Exercise aim
Write each entry out again exactly as it was given.

+++ Dataset records +++

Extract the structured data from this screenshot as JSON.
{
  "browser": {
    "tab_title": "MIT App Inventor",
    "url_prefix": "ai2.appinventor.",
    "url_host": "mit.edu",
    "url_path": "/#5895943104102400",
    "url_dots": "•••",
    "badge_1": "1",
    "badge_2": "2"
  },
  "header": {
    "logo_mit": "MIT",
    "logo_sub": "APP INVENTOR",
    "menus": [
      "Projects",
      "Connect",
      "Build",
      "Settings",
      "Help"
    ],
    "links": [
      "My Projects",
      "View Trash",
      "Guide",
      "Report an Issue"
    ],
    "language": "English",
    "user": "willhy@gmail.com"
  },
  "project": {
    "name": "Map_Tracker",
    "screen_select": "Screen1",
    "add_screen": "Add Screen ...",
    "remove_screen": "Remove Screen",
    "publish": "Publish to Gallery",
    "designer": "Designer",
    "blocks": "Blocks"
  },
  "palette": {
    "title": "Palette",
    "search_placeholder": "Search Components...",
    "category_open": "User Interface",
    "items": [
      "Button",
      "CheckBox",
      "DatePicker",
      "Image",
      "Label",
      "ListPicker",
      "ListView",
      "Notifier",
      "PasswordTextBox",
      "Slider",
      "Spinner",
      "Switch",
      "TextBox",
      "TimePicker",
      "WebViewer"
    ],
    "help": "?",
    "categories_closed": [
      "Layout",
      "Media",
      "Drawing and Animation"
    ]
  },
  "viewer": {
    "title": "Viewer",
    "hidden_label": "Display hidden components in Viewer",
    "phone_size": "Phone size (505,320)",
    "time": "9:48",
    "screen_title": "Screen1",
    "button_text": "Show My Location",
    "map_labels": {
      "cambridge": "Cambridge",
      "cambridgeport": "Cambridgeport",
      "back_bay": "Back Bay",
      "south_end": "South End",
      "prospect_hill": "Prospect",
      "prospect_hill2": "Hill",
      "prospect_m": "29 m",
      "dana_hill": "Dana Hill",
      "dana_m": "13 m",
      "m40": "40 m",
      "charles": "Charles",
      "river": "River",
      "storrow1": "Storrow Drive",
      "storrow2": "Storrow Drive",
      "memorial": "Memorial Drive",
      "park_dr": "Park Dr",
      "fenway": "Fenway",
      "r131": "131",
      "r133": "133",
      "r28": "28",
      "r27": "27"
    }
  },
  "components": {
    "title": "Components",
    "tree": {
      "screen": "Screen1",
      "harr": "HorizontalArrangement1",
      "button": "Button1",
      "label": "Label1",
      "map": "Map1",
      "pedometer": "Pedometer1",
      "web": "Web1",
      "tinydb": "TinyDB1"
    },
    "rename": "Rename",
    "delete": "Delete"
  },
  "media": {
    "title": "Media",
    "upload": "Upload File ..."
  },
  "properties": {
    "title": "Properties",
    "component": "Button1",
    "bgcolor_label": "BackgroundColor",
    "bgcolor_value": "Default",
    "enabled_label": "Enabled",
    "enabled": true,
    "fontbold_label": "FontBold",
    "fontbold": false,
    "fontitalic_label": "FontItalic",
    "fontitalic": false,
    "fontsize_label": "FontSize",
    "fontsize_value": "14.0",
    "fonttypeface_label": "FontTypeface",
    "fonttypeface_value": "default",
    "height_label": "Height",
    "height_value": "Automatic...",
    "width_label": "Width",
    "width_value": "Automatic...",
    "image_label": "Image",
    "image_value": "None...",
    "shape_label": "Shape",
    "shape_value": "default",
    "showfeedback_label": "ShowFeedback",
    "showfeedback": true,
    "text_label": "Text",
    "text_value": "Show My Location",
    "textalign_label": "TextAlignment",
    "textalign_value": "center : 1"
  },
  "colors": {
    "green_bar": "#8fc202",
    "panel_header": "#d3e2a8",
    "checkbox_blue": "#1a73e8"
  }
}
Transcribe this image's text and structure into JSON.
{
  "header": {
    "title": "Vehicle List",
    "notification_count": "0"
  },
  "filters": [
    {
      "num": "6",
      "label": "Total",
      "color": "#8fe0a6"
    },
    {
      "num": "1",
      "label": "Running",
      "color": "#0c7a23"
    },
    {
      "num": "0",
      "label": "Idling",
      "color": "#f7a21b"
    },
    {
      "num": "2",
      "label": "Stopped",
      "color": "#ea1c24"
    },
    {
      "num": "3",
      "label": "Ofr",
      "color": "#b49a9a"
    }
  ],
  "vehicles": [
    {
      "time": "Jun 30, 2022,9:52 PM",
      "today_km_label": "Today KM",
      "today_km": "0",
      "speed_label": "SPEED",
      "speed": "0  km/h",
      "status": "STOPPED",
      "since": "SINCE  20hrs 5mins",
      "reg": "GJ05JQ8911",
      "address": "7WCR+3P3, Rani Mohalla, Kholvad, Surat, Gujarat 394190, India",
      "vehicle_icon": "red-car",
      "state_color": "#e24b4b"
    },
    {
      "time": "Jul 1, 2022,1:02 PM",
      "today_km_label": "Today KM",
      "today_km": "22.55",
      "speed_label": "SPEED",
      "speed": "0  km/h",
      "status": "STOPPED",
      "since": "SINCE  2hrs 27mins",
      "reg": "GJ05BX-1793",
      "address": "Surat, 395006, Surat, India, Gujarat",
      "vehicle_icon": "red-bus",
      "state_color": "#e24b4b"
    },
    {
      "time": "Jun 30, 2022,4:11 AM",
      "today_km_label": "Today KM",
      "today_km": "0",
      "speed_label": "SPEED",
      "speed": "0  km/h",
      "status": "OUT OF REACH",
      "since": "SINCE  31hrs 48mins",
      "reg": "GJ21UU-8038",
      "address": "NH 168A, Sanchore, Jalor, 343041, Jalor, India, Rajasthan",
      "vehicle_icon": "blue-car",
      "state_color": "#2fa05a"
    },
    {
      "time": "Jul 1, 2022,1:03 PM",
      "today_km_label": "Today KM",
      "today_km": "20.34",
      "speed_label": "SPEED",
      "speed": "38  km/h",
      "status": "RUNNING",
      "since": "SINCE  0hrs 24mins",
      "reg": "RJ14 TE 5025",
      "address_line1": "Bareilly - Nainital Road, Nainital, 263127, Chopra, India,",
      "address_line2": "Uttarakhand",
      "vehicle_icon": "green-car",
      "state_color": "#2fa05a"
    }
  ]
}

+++

Answer to the problem
Extract the structured data from this screenshot as JSON.
{
  "browser": {
    "tab_title": "MIT App Inventor",
    "url_prefix": "ai2.appinventor.",
    "url_host": "mit.edu",
    "url_path": "/#5895943104102400",
    "url_dots": "•••",
    "badge_1": "1",
    "badge_2": "2"
  },
  "header": {
    "logo_mit": "MIT",
    "logo_sub": "APP INVENTOR",
    "menus": [
      "Projects",
      "Connect",
      "Build",
      "Settings",
      "Help"
    ],
    "links": [
      "My Projects",
      "View Trash",
      "Guide",
      "Report an Issue"
    ],
    "language": "English",
    "user": "willhy@gmail.com"
  },
  "project": {
    "name": "Map_Tracker",
    "screen_select": "Screen1",
    "add_screen": "Add Screen ...",
    "remove_screen": "Remove Screen",
    "publish": "Publish to Gallery",
    "designer": "Designer",
    "blocks": "Blocks"
  },
  "palette": {
    "title": "Palette",
    "search_placeholder": "Search Components...",
    "category_open": "User Interface",
    "items": [
      "Button",
      "CheckBox",
      "DatePicker",
      "Image",
      "Label",
      "ListPicker",
      "ListView",
      "Notifier",
      "PasswordTextBox",
      "Slider",
      "Spinner",
      "Switch",
      "TextBox",
      "TimePicker",
      "WebViewer"
    ],
    "help": "?",
    "categories_closed": [
      "Layout",
      "Media",
      "Drawing and Animation"
    ]
  },
  "viewer": {
    "title": "Viewer",
    "hidden_label": "Display hidden components in Viewer",
    "phone_size": "Phone size (505,320)",
    "time": "9:48",
    "screen_title": "Screen1",
    "button_text": "Show My Location",
    "map_labels": {
      "cambridge": "Cambridge",
      "cambridgeport": "Cambridgeport",
      "back_bay": "Back Bay",
      "south_end": "South End",
      "prospect_hill": "Prospect",
      "prospect_hill2": "Hill",
      "prospect_m": "29 m",
      "dana_hill": "Dana Hill",
      "dana_m": "13 m",
      "m40": "40 m",
      "charles": "Charles",
      "river": "River",
      "storrow1": "Storrow Drive",
      "storrow2": "Storrow Drive",
      "memorial": "Memorial Drive",
      "park_dr": "Park Dr",
      "fenway": "Fenway",
      "r131": "131",
      "r133": "133",
      "r28": "28",
      "r27": "27"
    }
  },
  "components": {
    "title": "Components",
    "tree": {
      "screen": "Screen1",
      "harr": "HorizontalArrangement1",
      "button": "Button1",
      "label": "Label1",
      "map": "Map1",
      "pedometer": "Pedometer1",
      "web": "Web1",
      "tinydb": "TinyDB1"
    },
    "rename": "Rename",
    "delete": "Delete"
  },
  "media": {
    "title": "Media",
    "upload": "Upload File ..."
  },
  "properties": {
    "title": "Properties",
    "component": "Button1",
    "bgcolor_label": "BackgroundColor",
    "bgcolor_value": "Default",
    "enabled_label": "Enabled",
    "enabled": true,
    "fontbold_label": "FontBold",
    "fontbold": false,
    "fontitalic_label": "FontItalic",
    "fontitalic": false,
    "fontsize_label": "FontSize",
    "fontsize_value": "14.0",
    "fonttypeface_label": "FontTypeface",
    "fonttypeface_value": "default",
    "height_label": "Height",
    "height_value": "Automatic...",
    "width_label": "Width",
    "width_value": "Automatic...",
    "image_label": "Image",
    "image_value": "None...",
    "shape_label": "Shape",
    "shape_value": "default",
    "showfeedback_label": "ShowFeedback",
    "showfeedback": true,
    "text_label": "Text",
    "text_value": "Show My Location",
    "textalign_label": "TextAlignment",
    "textalign_value": "center : 1"
  },
  "colors": {
    "green_bar": "#8fc202",
    "panel_header": "#d3e2a8",
    "checkbox_blue": "#1a73e8"
  }
}
Transcribe this image's text and structure into JSON.
{
  "header": {
    "title": "Vehicle List",
    "notification_count": "0"
  },
  "filters": [
    {
      "num": "6",
      "label": "Total",
      "color": "#8fe0a6"
    },
    {
      "num": "1",
      "label": "Running",
      "color": "#0c7a23"
    },
    {
      "num": "0",
      "label": "Idling",
      "color": "#f7a21b"
    },
    {
      "num": "2",
      "label": "Stopped",
      "color": "#ea1c24"
    },
    {
      "num": "3",
      "label": "Ofr",
      "color": "#b49a9a"
    }
  ],
  "vehicles": [
    {
      "time": "Jun 30, 2022,9:52 PM",
      "today_km_label": "Today KM",
      "today_km": "0",
      "speed_label": "SPEED",
      "speed": "0  km/h",
      "status": "STOPPED",
      "since": "SINCE  20hrs 5mins",
      "reg": "GJ05JQ8911",
      "address": "7WCR+3P3, Rani Mohalla, Kholvad, Surat, Gujarat 394190, India",
      "vehicle_icon": "red-car",
      "state_color": "#e24b4b"
    },
    {
      "time": "Jul 1, 2022,1:02 PM",
      "today_km_label": "Today KM",
      "today_km": "22.55",
      "speed_label": "SPEED",
      "speed": "0  km/h",
      "status": "STOPPED",
      "since": "SINCE  2hrs 27mins",
      "reg": "GJ05BX-1793",
      "address": "Surat, 395006, Surat, India, Gujarat",
      "vehicle_icon": "red-bus",
      "state_color": "#e24b4b"
    },
    {
      "time": "Jun 30, 2022,4:11 AM",
      "today_km_label": "Today KM",
      "today_km": "0",
      "speed_label": "SPEED",
      "speed": "0  km/h",
      "status": "OUT OF REACH",
      "since": "SINCE  31hrs 48mins",
      "reg": "GJ21UU-8038",
      "address": "NH 168A, Sanchore, Jalor, 343041, Jalor, India, Rajasthan",
      "vehicle_icon": "blue-car",
      "state_color": "#2fa05a"
    },
    {
      "time": "Jul 1, 2022,1:03 PM",
      "today_km_label": "Today KM",
      "today_km": "20.34",
      "speed_label": "SPEED",
      "speed": "38  km/h",
      "status": "RUNNING",
      "since": "SINCE  0hrs 24mins",
      "reg": "RJ14 TE 5025",
      "address_line1": "Bareilly - Nainital Road, Nainital, 263127, Chopra, India,",
      "address_line2": "Uttarakhand",
      "vehicle_icon": "green-car",
      "state_color": "#2fa05a"
    }
  ]
}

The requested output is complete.